In Seattle, a nonprofit community-based organization (CBO) employs some of the city’s poorest and least-skilled people to manufacture critical components for Boeing using state-of-the-art technology. The country’s largest predominantly African-American CBO, based in the heart of Newark, N.J., trains health professionals for world-class companies such as pharmaceutical giant Pfizer Inc. In Silicon Valley, a community job-training operation has won consecutive subcontracts with such electronics giants as Motorola and Hewlett-Packard.
These examples illustrate a promising trend in urban development. Community-based organizations provide the economic and political voice that low-income communities of color lack. They shore up, or substitute for, the family connections and influence with business and political actors that poverty and discrimination have so deeply eroded. In the absence of strong CBOs, the economic revitalization of inner cities that would benefit society as a whole is inconceivable.
Nonprofit training-program operators, small-business owners, and housing developers located in low-income areas have long confronted the day-to-day travails of doing business in neighborhoods that have suffered from years of physical, social, and political neglect. Now new forces are adding to the pressure even as they open up new opportunities. Especially challenging are the devolution of federal money and power to the states and the continuing trend toward privatization of hitherto publicly provided services.
One response lies in forging or joining formal business networks with local technology companies. Subcontracts to supply parts or services to mainstream corporations bring immediate jobs and revenues into inner cities. Over the longer term, participation within the manufacturing “supplier chains” facilitates the technological learning that will help communities compete. And regular interaction with established firms can help give urban developers new private-sector allies-linkages that can pay off not only in job placements for the CBOs’ inner-city constituents but also in future political support and financing.
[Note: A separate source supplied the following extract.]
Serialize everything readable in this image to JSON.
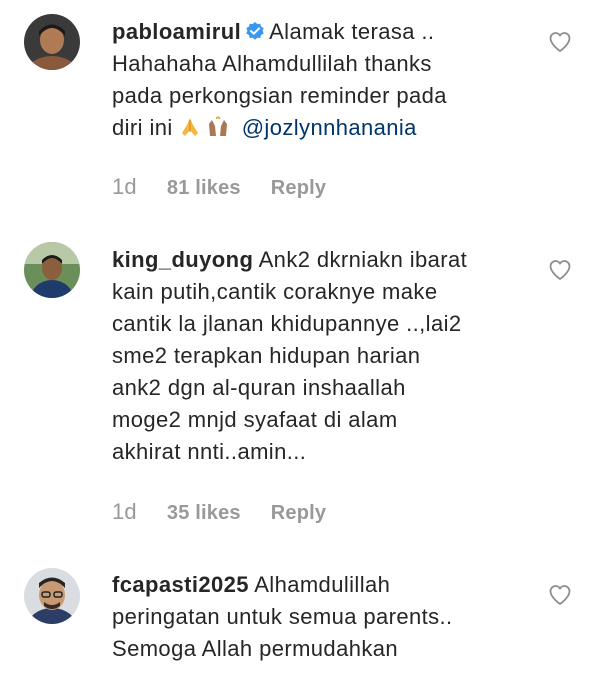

Consider Pioneer Human Services, a Seattle organization that has long provided transitional housing and social services to ex-convicts, parolees, and people with a history of drug and alcohol abuse. Pioneer now owns and operates a high-tech metalworking facility that employs several hundred people and performs contract work for Boeing. At Pioneer, I have seen young ex-offenders held to exacting standards as they operate computer-controlled machine tools to fabricate parts according to designs transmitted electronically from their world-class customer.
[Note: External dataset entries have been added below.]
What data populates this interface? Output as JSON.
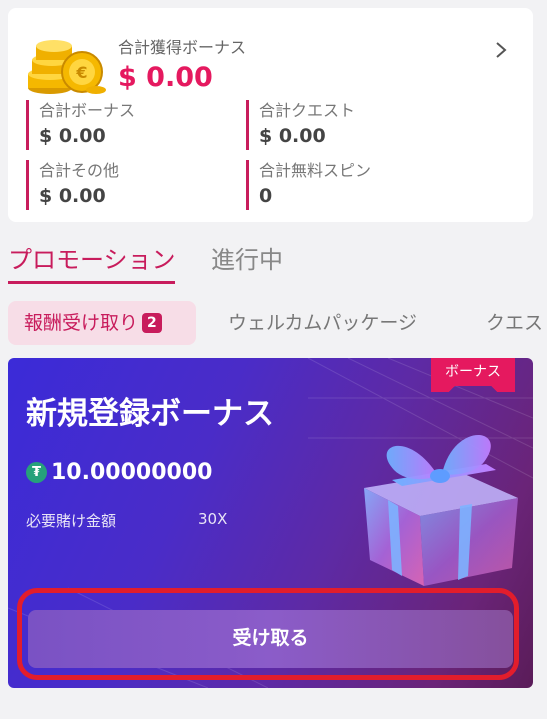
{
  "summary": {
    "total_label": "合計獲得ボーナス",
    "total_value": "$ 0.00",
    "stats": [
      {
        "label": "合計ボーナス",
        "value": "$ 0.00"
      },
      {
        "label": "合計クエスト",
        "value": "$ 0.00"
      },
      {
        "label": "合計その他",
        "value": "$ 0.00"
      },
      {
        "label": "合計無料スピン",
        "value": "0"
      }
    ]
  },
  "main_tabs": [
    {
      "label": "プロモーション",
      "active": true
    },
    {
      "label": "進行中",
      "active": false
    }
  ],
  "sub_tabs": [
    {
      "label": "報酬受け取り",
      "badge": "2",
      "active": true
    },
    {
      "label": "ウェルカムパッケージ",
      "active": false
    },
    {
      "label": "クエス",
      "active": false
    }
  ],
  "bonus_card": {
    "tag": "ボーナス",
    "title": "新規登録ボーナス",
    "currency_icon": "tether-icon",
    "amount": "10.00000000",
    "wager_label": "必要賭け金額",
    "wager_value": "30X",
    "claim_label": "受け取る"
  },
  "colors": {
    "accent": "#c81c5c",
    "value_red": "#e5195f",
    "highlight": "#e21d2c",
    "tether": "#26a17b"
  }
}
Pioneer must be doing something right. The manufacturing operation is bursting at the seams, and last year it became one of fewer than 100 organizations in the state to qualify for ISO-9002 status-certification by the International Standards Organization as a “highly technically qualified” supplier. Pioneer’s workers acquire skills in a first-rate production setting that offers the patience and support few conventional businesses can afford. A similar relationship links a prominent African-American development corporation in Detroit-called Focus: Hope-to the big carmakers.
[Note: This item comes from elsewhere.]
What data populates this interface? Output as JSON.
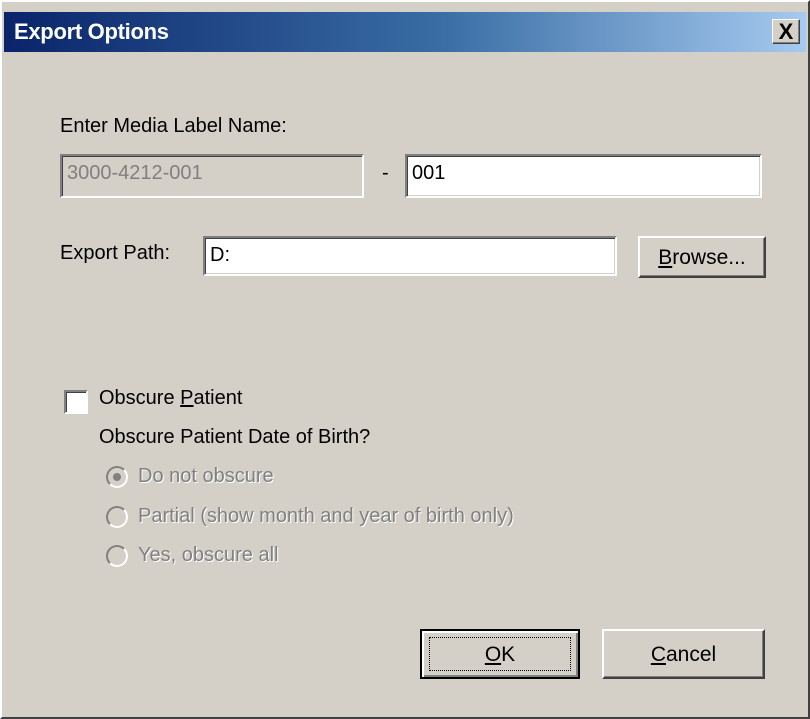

The most successful workforce-development entity is the Center for Employment Training (CET)-a mainly Chicano organization headquartered in San Jose that maintains operations nationwide. CET has managed for more than two decades to train and successfully connect people with meager job prospects-including older displaced workers, single parents on welfare, unskilled farm workers, and immigrants-to leading Silicon Valley companies such as IBM, Hewlett-Packard, and Motorola. Smaller firms have hired CET’s trainees as well; such recruits are “carriers” of skills and technical know-how acquired over the years by CET through its relationships with larger companies.
For three years, CET has teamed up with Newark’s New Community-the country’s largest African-American nonprofit development corporation-to train people to work in health-care occupations. The joint project borrows instructors from organizations throughout northern New Jersey, including Pfizer and the Robert Wood Johnson Foundation, the nation’s largest philanthropy devoted exclusively to health and health care. These instructors in turn reach out to colleagues in private hospitals and other firms to make job placements. All 35 of the program’s graduates have landed jobs, with starting salaries averaging $21,000.
Such success is especially helpful during the recent downturn in public funding for cities. But even if federal and state governments were to spend more money on urban revitalization, the business alliances that the CBOs are forging would still have great value. These arrangements are proving to be excellent ways to expand the technological capabilities of the grass-roots organizations that are most committed to working with the urban poor.
This new data poisoning tool lets artists fight back against generative AI
The tool, called Nightshade, messes up training data in ways that could cause serious damage to image-generating AI models.
Rogue superintelligence and merging with machines: Inside the mind of OpenAI’s chief scientist
An exclusive conversation with Ilya Sutskever on his fears for the future of AI and why they’ve made him change the focus of his life’s work.
The Biggest Questions: What is death?
New neuroscience is challenging our understanding of the dying process—bringing opportunities for the living.
Data analytics reveal real business value
Sophisticated analytics tools mine insights from data, optimizing operational processes across the enterprise.
Get the latest updates from
MIT Technology Review
Discover special offers, top stories, upcoming events, and more.